Data records for software interfaces =
========

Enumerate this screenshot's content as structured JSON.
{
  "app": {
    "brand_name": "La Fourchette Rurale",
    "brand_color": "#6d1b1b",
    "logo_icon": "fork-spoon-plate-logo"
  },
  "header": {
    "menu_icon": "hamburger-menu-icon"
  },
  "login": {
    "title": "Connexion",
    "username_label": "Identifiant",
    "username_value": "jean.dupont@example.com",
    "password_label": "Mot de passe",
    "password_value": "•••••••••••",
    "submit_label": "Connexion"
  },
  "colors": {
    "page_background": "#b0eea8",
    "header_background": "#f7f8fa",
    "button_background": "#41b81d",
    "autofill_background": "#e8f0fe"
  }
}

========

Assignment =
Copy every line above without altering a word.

Answer =
Enumerate this screenshot's content as structured JSON.
{
  "app": {
    "brand_name": "La Fourchette Rurale",
    "brand_color": "#6d1b1b",
    "logo_icon": "fork-spoon-plate-logo"
  },
  "header": {
    "menu_icon": "hamburger-menu-icon"
  },
  "login": {
    "title": "Connexion",
    "username_label": "Identifiant",
    "username_value": "jean.dupont@example.com",
    "password_label": "Mot de passe",
    "password_value": "•••••••••••",
    "submit_label": "Connexion"
  },
  "colors": {
    "page_background": "#b0eea8",
    "header_background": "#f7f8fa",
    "button_background": "#41b81d",
    "autofill_background": "#e8f0fe"
  }
}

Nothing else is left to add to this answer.